**What is required:** Once you have read the data below, write it all out exactly.

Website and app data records
● ● ● ● ●

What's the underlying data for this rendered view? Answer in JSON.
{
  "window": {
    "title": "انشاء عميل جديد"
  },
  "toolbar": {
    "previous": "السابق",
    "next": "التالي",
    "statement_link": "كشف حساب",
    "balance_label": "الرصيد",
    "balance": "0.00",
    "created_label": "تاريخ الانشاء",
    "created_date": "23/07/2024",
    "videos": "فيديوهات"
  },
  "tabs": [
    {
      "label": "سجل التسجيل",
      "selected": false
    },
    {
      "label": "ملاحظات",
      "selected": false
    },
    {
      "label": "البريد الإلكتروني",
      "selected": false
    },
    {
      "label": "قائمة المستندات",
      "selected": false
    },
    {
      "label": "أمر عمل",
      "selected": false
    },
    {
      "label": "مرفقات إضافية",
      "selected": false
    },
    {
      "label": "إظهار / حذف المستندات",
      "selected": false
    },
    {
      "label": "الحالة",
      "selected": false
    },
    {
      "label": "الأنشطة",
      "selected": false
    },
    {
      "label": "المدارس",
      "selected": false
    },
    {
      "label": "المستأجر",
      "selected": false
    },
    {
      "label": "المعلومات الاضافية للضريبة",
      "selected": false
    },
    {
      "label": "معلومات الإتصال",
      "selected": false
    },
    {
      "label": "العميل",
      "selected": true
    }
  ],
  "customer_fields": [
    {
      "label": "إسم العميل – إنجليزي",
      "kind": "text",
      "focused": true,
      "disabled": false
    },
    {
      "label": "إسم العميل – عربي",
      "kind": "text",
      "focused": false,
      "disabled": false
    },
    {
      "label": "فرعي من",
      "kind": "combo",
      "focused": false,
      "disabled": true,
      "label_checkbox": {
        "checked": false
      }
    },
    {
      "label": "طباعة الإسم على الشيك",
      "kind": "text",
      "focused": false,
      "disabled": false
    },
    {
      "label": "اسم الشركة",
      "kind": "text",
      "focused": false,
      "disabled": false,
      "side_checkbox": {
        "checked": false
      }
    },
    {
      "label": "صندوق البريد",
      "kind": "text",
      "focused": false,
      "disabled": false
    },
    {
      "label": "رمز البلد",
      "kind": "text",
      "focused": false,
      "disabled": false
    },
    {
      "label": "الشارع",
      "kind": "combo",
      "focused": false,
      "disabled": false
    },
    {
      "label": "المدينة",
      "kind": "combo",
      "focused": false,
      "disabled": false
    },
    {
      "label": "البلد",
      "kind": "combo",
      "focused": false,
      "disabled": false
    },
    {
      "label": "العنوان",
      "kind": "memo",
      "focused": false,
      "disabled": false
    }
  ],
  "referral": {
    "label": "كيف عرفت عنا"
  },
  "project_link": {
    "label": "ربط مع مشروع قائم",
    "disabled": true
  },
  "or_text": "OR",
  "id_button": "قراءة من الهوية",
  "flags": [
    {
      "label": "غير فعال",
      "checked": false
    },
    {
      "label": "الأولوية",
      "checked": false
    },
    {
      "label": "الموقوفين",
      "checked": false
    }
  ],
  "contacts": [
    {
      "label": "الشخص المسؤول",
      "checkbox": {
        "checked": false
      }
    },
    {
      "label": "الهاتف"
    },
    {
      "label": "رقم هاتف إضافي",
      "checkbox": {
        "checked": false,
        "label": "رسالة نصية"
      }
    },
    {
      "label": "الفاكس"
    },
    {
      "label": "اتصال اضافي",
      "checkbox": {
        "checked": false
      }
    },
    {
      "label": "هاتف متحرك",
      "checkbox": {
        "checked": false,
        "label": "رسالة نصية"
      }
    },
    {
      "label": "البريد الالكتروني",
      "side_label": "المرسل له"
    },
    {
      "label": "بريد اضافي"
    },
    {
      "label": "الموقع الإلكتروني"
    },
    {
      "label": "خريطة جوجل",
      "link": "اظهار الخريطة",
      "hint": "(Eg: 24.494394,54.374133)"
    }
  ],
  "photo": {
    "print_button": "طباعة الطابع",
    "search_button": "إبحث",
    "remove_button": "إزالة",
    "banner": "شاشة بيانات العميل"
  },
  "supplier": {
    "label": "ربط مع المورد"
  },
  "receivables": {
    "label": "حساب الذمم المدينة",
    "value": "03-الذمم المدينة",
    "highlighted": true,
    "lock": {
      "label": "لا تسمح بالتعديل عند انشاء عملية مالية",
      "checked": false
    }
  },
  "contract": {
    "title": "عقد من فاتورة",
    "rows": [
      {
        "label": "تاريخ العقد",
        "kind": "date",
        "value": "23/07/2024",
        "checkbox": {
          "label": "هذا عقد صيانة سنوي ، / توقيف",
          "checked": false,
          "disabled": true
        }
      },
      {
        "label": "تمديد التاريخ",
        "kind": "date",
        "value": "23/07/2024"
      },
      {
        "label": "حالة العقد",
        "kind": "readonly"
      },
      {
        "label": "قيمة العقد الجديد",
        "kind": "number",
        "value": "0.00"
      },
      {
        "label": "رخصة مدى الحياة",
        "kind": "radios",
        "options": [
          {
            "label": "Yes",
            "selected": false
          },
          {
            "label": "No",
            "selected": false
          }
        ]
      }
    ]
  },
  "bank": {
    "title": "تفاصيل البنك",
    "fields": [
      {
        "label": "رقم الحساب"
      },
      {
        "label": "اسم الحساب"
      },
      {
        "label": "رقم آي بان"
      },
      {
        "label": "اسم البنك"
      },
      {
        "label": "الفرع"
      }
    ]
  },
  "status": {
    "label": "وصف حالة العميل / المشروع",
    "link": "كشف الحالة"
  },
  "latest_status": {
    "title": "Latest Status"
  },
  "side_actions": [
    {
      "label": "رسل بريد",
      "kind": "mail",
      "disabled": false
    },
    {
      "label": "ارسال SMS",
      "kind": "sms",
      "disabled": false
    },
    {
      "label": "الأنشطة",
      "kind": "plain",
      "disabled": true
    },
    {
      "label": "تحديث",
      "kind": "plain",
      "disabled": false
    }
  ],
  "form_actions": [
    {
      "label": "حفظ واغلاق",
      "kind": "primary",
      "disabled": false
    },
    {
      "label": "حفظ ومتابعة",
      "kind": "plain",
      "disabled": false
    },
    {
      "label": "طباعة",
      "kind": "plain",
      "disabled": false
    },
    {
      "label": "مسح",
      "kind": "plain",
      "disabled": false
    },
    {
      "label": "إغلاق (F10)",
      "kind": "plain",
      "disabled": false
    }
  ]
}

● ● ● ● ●

**Result for this task:**
What's the underlying data for this rendered view? Answer in JSON.
{
  "window": {
    "title": "انشاء عميل جديد"
  },
  "toolbar": {
    "previous": "السابق",
    "next": "التالي",
    "statement_link": "كشف حساب",
    "balance_label": "الرصيد",
    "balance": "0.00",
    "created_label": "تاريخ الانشاء",
    "created_date": "23/07/2024",
    "videos": "فيديوهات"
  },
  "tabs": [
    {
      "label": "سجل التسجيل",
      "selected": false
    },
    {
      "label": "ملاحظات",
      "selected": false
    },
    {
      "label": "البريد الإلكتروني",
      "selected": false
    },
    {
      "label": "قائمة المستندات",
      "selected": false
    },
    {
      "label": "أمر عمل",
      "selected": false
    },
    {
      "label": "مرفقات إضافية",
      "selected": false
    },
    {
      "label": "إظهار / حذف المستندات",
      "selected": false
    },
    {
      "label": "الحالة",
      "selected": false
    },
    {
      "label": "الأنشطة",
      "selected": false
    },
    {
      "label": "المدارس",
      "selected": false
    },
    {
      "label": "المستأجر",
      "selected": false
    },
    {
      "label": "المعلومات الاضافية للضريبة",
      "selected": false
    },
    {
      "label": "معلومات الإتصال",
      "selected": false
    },
    {
      "label": "العميل",
      "selected": true
    }
  ],
  "customer_fields": [
    {
      "label": "إسم العميل – إنجليزي",
      "kind": "text",
      "focused": true,
      "disabled": false
    },
    {
      "label": "إسم العميل – عربي",
      "kind": "text",
      "focused": false,
      "disabled": false
    },
    {
      "label": "فرعي من",
      "kind": "combo",
      "focused": false,
      "disabled": true,
      "label_checkbox": {
        "checked": false
      }
    },
    {
      "label": "طباعة الإسم على الشيك",
      "kind": "text",
      "focused": false,
      "disabled": false
    },
    {
      "label": "اسم الشركة",
      "kind": "text",
      "focused": false,
      "disabled": false,
      "side_checkbox": {
        "checked": false
      }
    },
    {
      "label": "صندوق البريد",
      "kind": "text",
      "focused": false,
      "disabled": false
    },
    {
      "label": "رمز البلد",
      "kind": "text",
      "focused": false,
      "disabled": false
    },
    {
      "label": "الشارع",
      "kind": "combo",
      "focused": false,
      "disabled": false
    },
    {
      "label": "المدينة",
      "kind": "combo",
      "focused": false,
      "disabled": false
    },
    {
      "label": "البلد",
      "kind": "combo",
      "focused": false,
      "disabled": false
    },
    {
      "label": "العنوان",
      "kind": "memo",
      "focused": false,
      "disabled": false
    }
  ],
  "referral": {
    "label": "كيف عرفت عنا"
  },
  "project_link": {
    "label": "ربط مع مشروع قائم",
    "disabled": true
  },
  "or_text": "OR",
  "id_button": "قراءة من الهوية",
  "flags": [
    {
      "label": "غير فعال",
      "checked": false
    },
    {
      "label": "الأولوية",
      "checked": false
    },
    {
      "label": "الموقوفين",
      "checked": false
    }
  ],
  "contacts": [
    {
      "label": "الشخص المسؤول",
      "checkbox": {
        "checked": false
      }
    },
    {
      "label": "الهاتف"
    },
    {
      "label": "رقم هاتف إضافي",
      "checkbox": {
        "checked": false,
        "label": "رسالة نصية"
      }
    },
    {
      "label": "الفاكس"
    },
    {
      "label": "اتصال اضافي",
      "checkbox": {
        "checked": false
      }
    },
    {
      "label": "هاتف متحرك",
      "checkbox": {
        "checked": false,
        "label": "رسالة نصية"
      }
    },
    {
      "label": "البريد الالكتروني",
      "side_label": "المرسل له"
    },
    {
      "label": "بريد اضافي"
    },
    {
      "label": "الموقع الإلكتروني"
    },
    {
      "label": "خريطة جوجل",
      "link": "اظهار الخريطة",
      "hint": "(Eg: 24.494394,54.374133)"
    }
  ],
  "photo": {
    "print_button": "طباعة الطابع",
    "search_button": "إبحث",
    "remove_button": "إزالة",
    "banner": "شاشة بيانات العميل"
  },
  "supplier": {
    "label": "ربط مع المورد"
  },
  "receivables": {
    "label": "حساب الذمم المدينة",
    "value": "03-الذمم المدينة",
    "highlighted": true,
    "lock": {
      "label": "لا تسمح بالتعديل عند انشاء عملية مالية",
      "checked": false
    }
  },
  "contract": {
    "title": "عقد من فاتورة",
    "rows": [
      {
        "label": "تاريخ العقد",
        "kind": "date",
        "value": "23/07/2024",
        "checkbox": {
          "label": "هذا عقد صيانة سنوي ، / توقيف",
          "checked": false,
          "disabled": true
        }
      },
      {
        "label": "تمديد التاريخ",
        "kind": "date",
        "value": "23/07/2024"
      },
      {
        "label": "حالة العقد",
        "kind": "readonly"
      },
      {
        "label": "قيمة العقد الجديد",
        "kind": "number",
        "value": "0.00"
      },
      {
        "label": "رخصة مدى الحياة",
        "kind": "radios",
        "options": [
          {
            "label": "Yes",
            "selected": false
          },
          {
            "label": "No",
            "selected": false
          }
        ]
      }
    ]
  },
  "bank": {
    "title": "تفاصيل البنك",
    "fields": [
      {
        "label": "رقم الحساب"
      },
      {
        "label": "اسم الحساب"
      },
      {
        "label": "رقم آي بان"
      },
      {
        "label": "اسم البنك"
      },
      {
        "label": "الفرع"
      }
    ]
  },
  "status": {
    "label": "وصف حالة العميل / المشروع",
    "link": "كشف الحالة"
  },
  "latest_status": {
    "title": "Latest Status"
  },
  "side_actions": [
    {
      "label": "رسل بريد",
      "kind": "mail",
      "disabled": false
    },
    {
      "label": "ارسال SMS",
      "kind": "sms",
      "disabled": false
    },
    {
      "label": "الأنشطة",
      "kind": "plain",
      "disabled": true
    },
    {
      "label": "تحديث",
      "kind": "plain",
      "disabled": false
    }
  ],
  "form_actions": [
    {
      "label": "حفظ واغلاق",
      "kind": "primary",
      "disabled": false
    },
    {
      "label": "حفظ ومتابعة",
      "kind": "plain",
      "disabled": false
    },
    {
      "label": "طباعة",
      "kind": "plain",
      "disabled": false
    },
    {
      "label": "مسح",
      "kind": "plain",
      "disabled": false
    },
    {
      "label": "إغلاق (F10)",
      "kind": "plain",
      "disabled": false
    }
  ]
}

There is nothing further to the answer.